Jeff Hebert: Changing Climate, Changing Urbanism: Insights from Cities Across the Globe
Jeff Hebert is a partner at HR and A Advisors, a New York City–based consulting firm that provides advisory services in public policy, economic development, real estate, and program design and implementation. In this role, Hebert works with cities around the world to develop strategies that mitigate future social, economic, and physical shocks and stresses. He is a national expert in the areas of resiliency, redevelopment, equitable and inclusionary growth, and economic development.
Hebert previously served the City of New Orleans in many capacities, including as the first deputy mayor and chief administrative officer, chief resilience officer, and as executive director of the New Orleans Redevelopment Agency. He has been an adjunct faculty member at the Tulane University School of Architecture, is vice chairman of FUSE Corps, and serves on the policy advisory board of the Reinvestment Fund. Hebert holds a bachelor's degree from New York University, a master's degree in city planning from MIT, and is a graduate of the Achieving Excellence in Community Development program at Harvard University's Kennedy School of Government.
From natural disasters like hurricanes and heatwaves to increased precipitation and sea-level rise, climate change is forcing cities to examine their risks and vulnerabilities and impacts to people and place.
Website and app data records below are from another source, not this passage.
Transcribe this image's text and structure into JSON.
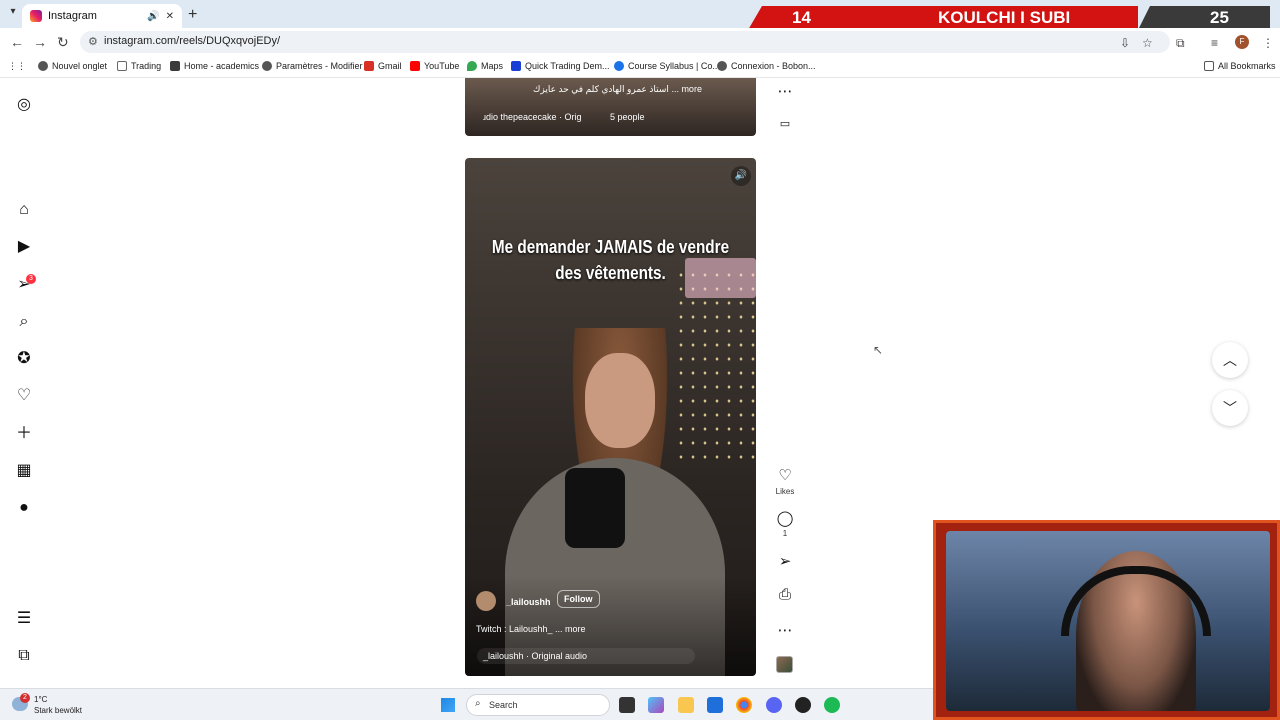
{
  "browser": {
    "tab_title": "Instagram",
    "tab_close": "✕",
    "new_tab": "+",
    "url": "instagram.com/reels/DUQxqvojEDy/",
    "profile_initial": "F",
    "bookmarks": [
      {
        "label": "Nouvel onglet",
        "color": "#555"
      },
      {
        "label": "Trading",
        "color": "#888"
      },
      {
        "label": "Home - academics",
        "color": "#3a3a3a"
      },
      {
        "label": "Paramètres - Modifier",
        "color": "#555"
      },
      {
        "label": "Gmail",
        "color": "#d93025"
      },
      {
        "label": "YouTube",
        "color": "#ff0000"
      },
      {
        "label": "Maps",
        "color": "#34a853"
      },
      {
        "label": "Quick Trading Dem...",
        "color": "#1a3fd6"
      },
      {
        "label": "Course Syllabus | Co...",
        "color": "#1a73e8"
      },
      {
        "label": "Connexion - Bobon...",
        "color": "#555"
      }
    ],
    "all_bookmarks": "All Bookmarks"
  },
  "stream_overlay": {
    "left_number": "14",
    "title": "KOULCHI I SUBI",
    "right_number": "25"
  },
  "instagram": {
    "sidebar_icons": [
      "instagram-logo-icon",
      "home-icon",
      "reels-icon",
      "messages-icon",
      "search-icon",
      "explore-icon",
      "notifications-icon",
      "create-icon",
      "dashboard-icon",
      "profile-avatar",
      "menu-icon",
      "threads-icon"
    ],
    "messages_badge": "3",
    "previous_reel": {
      "caption": "استاذ عمرو الهادي كلم في حد عايزك ... more",
      "audio": "ɹdio   thepeacecake · Orig",
      "people": "5 people"
    },
    "current_reel": {
      "overlay_text_line1": "Me demander JAMAIS de vendre",
      "overlay_text_line2": "des vêtements.",
      "username": "_lailoushh",
      "follow_label": "Follow",
      "caption": "Twitch : Lailoushh_ ... more",
      "audio": "_lailoushh · Original audio"
    },
    "actions": {
      "likes_label": "Likes",
      "comments_count": "1"
    }
  },
  "taskbar": {
    "temperature": "1°C",
    "weather": "Stark bewölkt",
    "weather_badge": "2",
    "search_placeholder": "Search"
  }
}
In the U.S., hurricanes Katrina and Sandy exposed existing social inequities and their component geospatial vulnerabilities. Climate scientists project further change and social scientists have explored the intersection of climate impacts on the human dimension. Today cities across the globe are using the most advanced projections on climate change and population impacts to develop implementable strategies for adapting to and mitigating climate change. An overview of strategies in New Orleans, New York, Houston, Miami, Paris, Melbourne, and Medellin will offer insight into how cities are developing a vision for a changing urbanism.